## DATA TO USE
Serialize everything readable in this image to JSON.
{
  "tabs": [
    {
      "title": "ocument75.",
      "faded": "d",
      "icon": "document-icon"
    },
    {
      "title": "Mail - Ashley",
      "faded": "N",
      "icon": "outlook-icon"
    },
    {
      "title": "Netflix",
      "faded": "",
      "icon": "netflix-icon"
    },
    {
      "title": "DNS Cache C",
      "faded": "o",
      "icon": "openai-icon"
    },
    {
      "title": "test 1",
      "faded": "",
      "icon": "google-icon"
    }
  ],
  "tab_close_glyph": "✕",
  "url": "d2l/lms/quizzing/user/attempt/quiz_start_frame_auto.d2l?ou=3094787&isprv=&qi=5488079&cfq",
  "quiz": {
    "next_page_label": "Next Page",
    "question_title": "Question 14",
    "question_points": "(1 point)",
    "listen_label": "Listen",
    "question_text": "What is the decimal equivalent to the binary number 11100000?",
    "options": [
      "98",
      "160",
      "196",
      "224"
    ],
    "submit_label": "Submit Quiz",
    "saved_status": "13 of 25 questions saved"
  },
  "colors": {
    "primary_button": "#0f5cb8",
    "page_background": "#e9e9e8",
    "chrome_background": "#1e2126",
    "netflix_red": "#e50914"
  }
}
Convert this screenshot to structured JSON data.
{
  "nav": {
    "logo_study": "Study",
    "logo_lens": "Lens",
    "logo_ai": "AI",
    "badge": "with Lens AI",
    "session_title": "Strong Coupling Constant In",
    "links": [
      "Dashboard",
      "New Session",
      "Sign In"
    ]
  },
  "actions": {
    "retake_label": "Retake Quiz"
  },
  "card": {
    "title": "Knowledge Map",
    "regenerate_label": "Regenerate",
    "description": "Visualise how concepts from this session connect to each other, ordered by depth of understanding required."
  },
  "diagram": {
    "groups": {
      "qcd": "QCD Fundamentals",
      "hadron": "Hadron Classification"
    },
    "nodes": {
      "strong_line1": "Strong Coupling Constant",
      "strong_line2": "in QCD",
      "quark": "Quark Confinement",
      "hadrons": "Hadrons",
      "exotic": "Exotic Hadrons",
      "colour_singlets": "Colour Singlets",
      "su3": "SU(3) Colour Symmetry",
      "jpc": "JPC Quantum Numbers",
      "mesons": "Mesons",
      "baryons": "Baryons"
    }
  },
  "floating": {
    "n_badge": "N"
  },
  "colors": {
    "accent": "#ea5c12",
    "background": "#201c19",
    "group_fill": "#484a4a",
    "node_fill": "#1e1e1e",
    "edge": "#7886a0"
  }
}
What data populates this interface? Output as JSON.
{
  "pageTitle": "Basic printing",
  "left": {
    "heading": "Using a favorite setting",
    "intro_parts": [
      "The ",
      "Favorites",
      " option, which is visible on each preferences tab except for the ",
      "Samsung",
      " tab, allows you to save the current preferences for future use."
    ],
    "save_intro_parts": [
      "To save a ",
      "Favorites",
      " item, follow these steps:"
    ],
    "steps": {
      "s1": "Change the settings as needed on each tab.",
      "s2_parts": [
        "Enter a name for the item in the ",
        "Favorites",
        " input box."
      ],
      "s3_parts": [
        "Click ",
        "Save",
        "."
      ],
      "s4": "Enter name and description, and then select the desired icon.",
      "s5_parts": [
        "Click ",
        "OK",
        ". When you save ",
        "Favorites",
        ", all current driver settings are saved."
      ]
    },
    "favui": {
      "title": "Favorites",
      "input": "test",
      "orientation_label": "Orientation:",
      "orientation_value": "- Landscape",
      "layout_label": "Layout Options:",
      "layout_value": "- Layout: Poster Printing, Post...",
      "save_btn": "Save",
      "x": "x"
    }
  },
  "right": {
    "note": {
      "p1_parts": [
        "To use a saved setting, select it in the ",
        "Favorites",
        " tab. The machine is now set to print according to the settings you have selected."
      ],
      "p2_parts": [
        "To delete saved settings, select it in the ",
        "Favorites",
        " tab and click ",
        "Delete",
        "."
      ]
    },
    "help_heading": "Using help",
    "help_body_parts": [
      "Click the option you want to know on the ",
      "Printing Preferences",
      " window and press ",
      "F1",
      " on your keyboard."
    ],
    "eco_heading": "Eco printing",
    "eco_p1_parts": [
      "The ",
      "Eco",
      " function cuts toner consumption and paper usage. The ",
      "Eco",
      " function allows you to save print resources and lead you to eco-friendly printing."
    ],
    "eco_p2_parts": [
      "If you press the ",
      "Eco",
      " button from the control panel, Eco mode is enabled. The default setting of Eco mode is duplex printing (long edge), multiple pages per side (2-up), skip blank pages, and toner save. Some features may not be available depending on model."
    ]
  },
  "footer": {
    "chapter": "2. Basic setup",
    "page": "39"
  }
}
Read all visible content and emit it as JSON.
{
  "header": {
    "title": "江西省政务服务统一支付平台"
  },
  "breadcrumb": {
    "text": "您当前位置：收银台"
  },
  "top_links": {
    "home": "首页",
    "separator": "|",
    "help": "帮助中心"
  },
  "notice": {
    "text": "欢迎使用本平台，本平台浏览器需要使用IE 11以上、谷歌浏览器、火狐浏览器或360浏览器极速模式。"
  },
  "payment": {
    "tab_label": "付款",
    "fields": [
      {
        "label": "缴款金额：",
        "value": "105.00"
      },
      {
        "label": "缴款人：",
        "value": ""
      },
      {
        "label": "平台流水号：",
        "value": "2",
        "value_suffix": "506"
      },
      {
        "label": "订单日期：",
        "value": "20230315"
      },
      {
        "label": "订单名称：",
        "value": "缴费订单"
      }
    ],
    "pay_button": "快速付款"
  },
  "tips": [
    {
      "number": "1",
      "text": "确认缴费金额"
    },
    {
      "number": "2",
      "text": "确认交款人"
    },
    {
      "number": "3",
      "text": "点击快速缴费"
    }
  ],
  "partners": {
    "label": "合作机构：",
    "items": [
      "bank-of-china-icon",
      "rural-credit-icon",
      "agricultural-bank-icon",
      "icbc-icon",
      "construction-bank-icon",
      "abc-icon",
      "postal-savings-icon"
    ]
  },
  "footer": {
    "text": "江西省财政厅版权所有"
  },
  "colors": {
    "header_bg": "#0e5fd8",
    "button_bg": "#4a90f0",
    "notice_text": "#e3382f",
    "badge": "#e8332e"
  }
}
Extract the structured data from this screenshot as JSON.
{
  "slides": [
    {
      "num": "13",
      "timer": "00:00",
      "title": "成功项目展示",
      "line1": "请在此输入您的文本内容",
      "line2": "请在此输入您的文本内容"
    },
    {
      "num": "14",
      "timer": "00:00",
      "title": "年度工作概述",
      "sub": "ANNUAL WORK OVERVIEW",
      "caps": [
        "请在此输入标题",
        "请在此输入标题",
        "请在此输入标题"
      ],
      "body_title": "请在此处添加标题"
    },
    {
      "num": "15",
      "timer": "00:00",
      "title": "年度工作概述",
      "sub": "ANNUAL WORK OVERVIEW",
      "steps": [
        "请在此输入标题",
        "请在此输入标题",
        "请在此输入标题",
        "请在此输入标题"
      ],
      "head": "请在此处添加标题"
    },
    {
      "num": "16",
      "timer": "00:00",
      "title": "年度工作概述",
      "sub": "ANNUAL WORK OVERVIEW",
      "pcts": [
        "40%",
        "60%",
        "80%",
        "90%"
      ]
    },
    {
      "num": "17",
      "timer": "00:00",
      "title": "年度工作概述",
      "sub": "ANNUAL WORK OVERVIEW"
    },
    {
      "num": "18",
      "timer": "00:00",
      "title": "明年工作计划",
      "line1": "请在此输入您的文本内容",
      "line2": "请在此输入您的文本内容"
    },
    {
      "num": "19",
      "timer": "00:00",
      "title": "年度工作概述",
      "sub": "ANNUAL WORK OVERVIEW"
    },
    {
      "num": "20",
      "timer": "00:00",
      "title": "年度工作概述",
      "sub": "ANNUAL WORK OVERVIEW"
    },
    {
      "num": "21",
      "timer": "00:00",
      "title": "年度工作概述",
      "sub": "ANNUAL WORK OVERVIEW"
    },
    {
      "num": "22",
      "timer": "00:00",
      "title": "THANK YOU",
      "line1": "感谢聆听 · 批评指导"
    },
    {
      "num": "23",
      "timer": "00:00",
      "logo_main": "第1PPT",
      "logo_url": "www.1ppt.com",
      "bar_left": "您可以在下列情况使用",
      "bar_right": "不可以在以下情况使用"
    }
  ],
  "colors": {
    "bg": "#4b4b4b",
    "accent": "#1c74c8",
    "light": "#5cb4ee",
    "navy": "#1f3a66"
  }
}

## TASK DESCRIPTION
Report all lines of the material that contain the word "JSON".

## TASK OUTPUT
Serialize everything readable in this image to JSON.
Convert this screenshot to structured JSON data.
What data populates this interface? Output as JSON.
Read all visible content and emit it as JSON.
Extract the structured data from this screenshot as JSON.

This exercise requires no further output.